$ mpv av://v4l2:/dev/video0 --profile=low-latency --untimed

From here you have to press s to take the snapshot. The snapshot will be saved in your current folder as mpv-shotNNNN.jpg.

To use MJPEG as the pixelformat instead of the default, which in most cases is YUYV, you can run the following instead:

$ mpv --demuxer-lavf-format=video4linux2 --demuxer-lavf-o-set=input_format=mjpeg av://v4l2:/dev/video0

In some cases this can lead to drastic improvements in quality and performance (5FPS -> 30FPS for example).

To adjust webcam settings, including the resolution, see the mpv documentation.


See FFmpeg#Recording webcam.


V4L1 support

Version 2.6.27 of the Linux kernel dropped support for the legacy Video4Linux (1) API. Pixel format decoding has been pushed to user space, since Video4Linux version 2 does not support kernel space decoding. The libv4l library provides userland applications with pixel decoding services and will be used by most programs. Other compatibility layers are also available.

If your device is created but your image looks strange (e.g. nearly completely green), you probably need this.

If the application has V4L2 support but no pixelformat support then use the following command:

LD_PRELOAD=/usr/lib/libv4l/ application

If the application only supports the older version of V4L, use this command:

LD_PRELOAD=/usr/lib/libv4l/ application
Tip: You also might want to put a line like the following into /etc/profile or xprofile so you do not have to type that long command all the time: export LD_PRELOAD=/usr/lib/libv4l/ or export LD_PRELOAD=/usr/lib/libv4l/

For 32-bit multilib applications, install the lib32-v4l-utils package and replace /usr/lib/libv4l/ by /usr/lib32/libv4l/ in the above commands.

xawtv with nvidia card
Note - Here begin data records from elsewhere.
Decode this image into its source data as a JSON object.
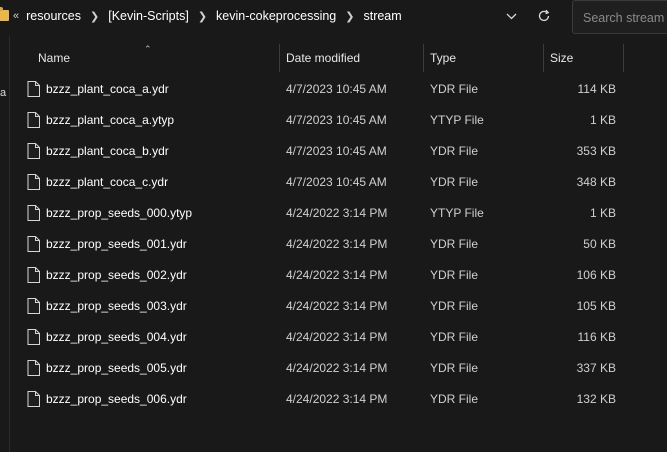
{
  "breadcrumb": {
    "overflow": "«",
    "items": [
      "resources",
      "[Kevin-Scripts]",
      "kevin-cokeprocessing",
      "stream"
    ]
  },
  "search": {
    "placeholder": "Search stream"
  },
  "columns": {
    "name": "Name",
    "date": "Date modified",
    "type": "Type",
    "size": "Size"
  },
  "files": [
    {
      "name": "bzzz_plant_coca_a.ydr",
      "date": "4/7/2023 10:45 AM",
      "type": "YDR File",
      "size": "114 KB"
    },
    {
      "name": "bzzz_plant_coca_a.ytyp",
      "date": "4/7/2023 10:45 AM",
      "type": "YTYP File",
      "size": "1 KB"
    },
    {
      "name": "bzzz_plant_coca_b.ydr",
      "date": "4/7/2023 10:45 AM",
      "type": "YDR File",
      "size": "353 KB"
    },
    {
      "name": "bzzz_plant_coca_c.ydr",
      "date": "4/7/2023 10:45 AM",
      "type": "YDR File",
      "size": "348 KB"
    },
    {
      "name": "bzzz_prop_seeds_000.ytyp",
      "date": "4/24/2022 3:14 PM",
      "type": "YTYP File",
      "size": "1 KB"
    },
    {
      "name": "bzzz_prop_seeds_001.ydr",
      "date": "4/24/2022 3:14 PM",
      "type": "YDR File",
      "size": "50 KB"
    },
    {
      "name": "bzzz_prop_seeds_002.ydr",
      "date": "4/24/2022 3:14 PM",
      "type": "YDR File",
      "size": "106 KB"
    },
    {
      "name": "bzzz_prop_seeds_003.ydr",
      "date": "4/24/2022 3:14 PM",
      "type": "YDR File",
      "size": "105 KB"
    },
    {
      "name": "bzzz_prop_seeds_004.ydr",
      "date": "4/24/2022 3:14 PM",
      "type": "YDR File",
      "size": "116 KB"
    },
    {
      "name": "bzzz_prop_seeds_005.ydr",
      "date": "4/24/2022 3:14 PM",
      "type": "YDR File",
      "size": "337 KB"
    },
    {
      "name": "bzzz_prop_seeds_006.ydr",
      "date": "4/24/2022 3:14 PM",
      "type": "YDR File",
      "size": "132 KB"
    }
  ],
  "nav_pane": {
    "partial_label": "a"
  },
  "colors": {
    "background": "#191919",
    "folder": "#e8b84a",
    "text": "#ffffff",
    "muted": "#d0d0d0"
  },
  "icons": [
    "folder-icon",
    "chevron-down-icon",
    "refresh-icon",
    "file-icon"
  ]
}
If you are using an nvidia graphic card, and get an error like

X Error of failed request:  XF86DGANoDirectVideoMode
 Major opcode of failed request:  139 (XFree86-DGA)
 Minor opcode of failed request:  1 (XF86DGAGetVideoLL)
 Serial number of failed request:  69
 Current serial number in output stream:  69
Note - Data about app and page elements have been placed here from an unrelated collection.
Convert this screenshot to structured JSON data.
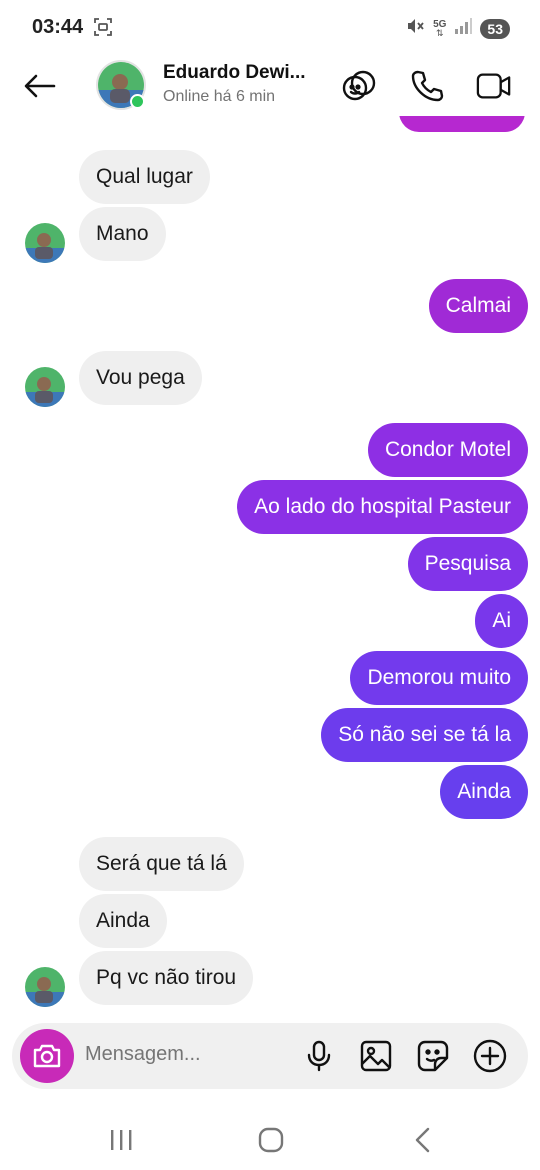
{
  "status_bar": {
    "time": "03:44",
    "network": "5G",
    "battery": "53",
    "icons": [
      "screenshot-icon",
      "mute-icon",
      "network-icon",
      "signal-icon",
      "battery-icon"
    ]
  },
  "header": {
    "contact_name": "Eduardo Dewi...",
    "contact_status": "Online há 6 min",
    "icons": [
      "back-arrow-icon",
      "sticker-icon",
      "phone-icon",
      "video-icon"
    ]
  },
  "messages": [
    {
      "side": "in",
      "text": "Qual lugar"
    },
    {
      "side": "in",
      "text": "Mano"
    },
    {
      "side": "out",
      "text": "Calmai",
      "color": "#a02ad6"
    },
    {
      "side": "in",
      "text": "Vou pega"
    },
    {
      "side": "out",
      "text": "Condor Motel",
      "color": "#8e2fe4"
    },
    {
      "side": "out",
      "text": "Ao lado do hospital Pasteur",
      "color": "#8b31e6"
    },
    {
      "side": "out",
      "text": "Pesquisa",
      "color": "#8134e9"
    },
    {
      "side": "out",
      "text": "Ai",
      "color": "#7937eb"
    },
    {
      "side": "out",
      "text": "Demorou muito",
      "color": "#733aed"
    },
    {
      "side": "out",
      "text": "Só não sei se tá la",
      "color": "#6d3ced"
    },
    {
      "side": "out",
      "text": "Ainda",
      "color": "#673fee"
    },
    {
      "side": "in",
      "text": "Será que tá lá"
    },
    {
      "side": "in",
      "text": "Ainda"
    },
    {
      "side": "in",
      "text": "Pq vc não tirou"
    }
  ],
  "composer": {
    "placeholder": "Mensagem...",
    "icons": [
      "camera-icon",
      "microphone-icon",
      "gallery-icon",
      "sticker-icon",
      "plus-icon"
    ]
  },
  "colors": {
    "accent_top": "#b628d0",
    "accent_bottom": "#673fee",
    "incoming_bubble": "#efefef",
    "camera_button": "#c82ab8",
    "online": "#2ec55b"
  }
}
you should instead run it as $ xawtv -nodga

Microsoft Lifecam Studio/Cinema

Under certain configurations, the Microsoft lifecam studio/cinema may request too much usb bandwidth and fail see Uvcvideo FAQ. In this case, change the buffering by loading the uvcvideo driver with quirks=0x80. Add it to /etc/modprobe.d/uvcvideo.conf :

## fix bandwidth issue for lifecam studio/cinema
options uvcvideo quirks=0x80
Note: If delays are visible in the logs, or the camera works periodically, this workaround should apply generally. Bigger values such as quirks=0x100 are possible.


When testing the webcam, note the following:

  • The echobot does not support videochat. Do not use it for testing your webcam.
  • Skype might recognize different video/camera devices (/dev/video*). These will be listed as something like "integrated camera..." in a dropdown menu in the camera settings. Try each camera and wait a few seconds, because it takes time to switch to a different camera.

Check bandwidth used by USB webcams

When running multiple webcams on a single USB bus, they may saturate the bandwidth of the USB bus and not work properly. You can diagnose this with the usbtop tool from the usbtopAUR package.

Invert the video stream

If your video stream is inverted, you can make a new virtual video camera which inverts the inverted video. You need to install v4l-utils and also v4l2loopback-dkms. Create the virtual video camera:

# modprobe v4l2loopback

Check the name of the newly created camera:

$ v4l2-ctl --list-devices
Dummy video device (0x0000) (platform:v4l2loopback-000):

Then you can run ffmpeg to read from your actual webcam (here /dev/video0) and invert it and feed it to the virtual camera:

$ ffmpeg -f v4l2 -i /dev/video0 -vf "vflip" -f v4l2 /dev/video1

Here vflip inverts the video stream vertically. Use hflip to invert it horizontally.

Note that the format argument yuv420p might be needed to avoid an error, otherwise there might not be any video stream and a black screen will be shown [1]. In other words:

$ ffmpeg -f v4l2 -i /dev/video0 -vf "hflip,format=yuv420p" -f v4l2 /dev/video1

You can then use the "Dummy" camera in your applications instead of the "Integrated" camera.

Bad image quality

If you experience images being too bright, too dark, too exposed or any other, you can install v4l2ucpAUR to tweak your image output.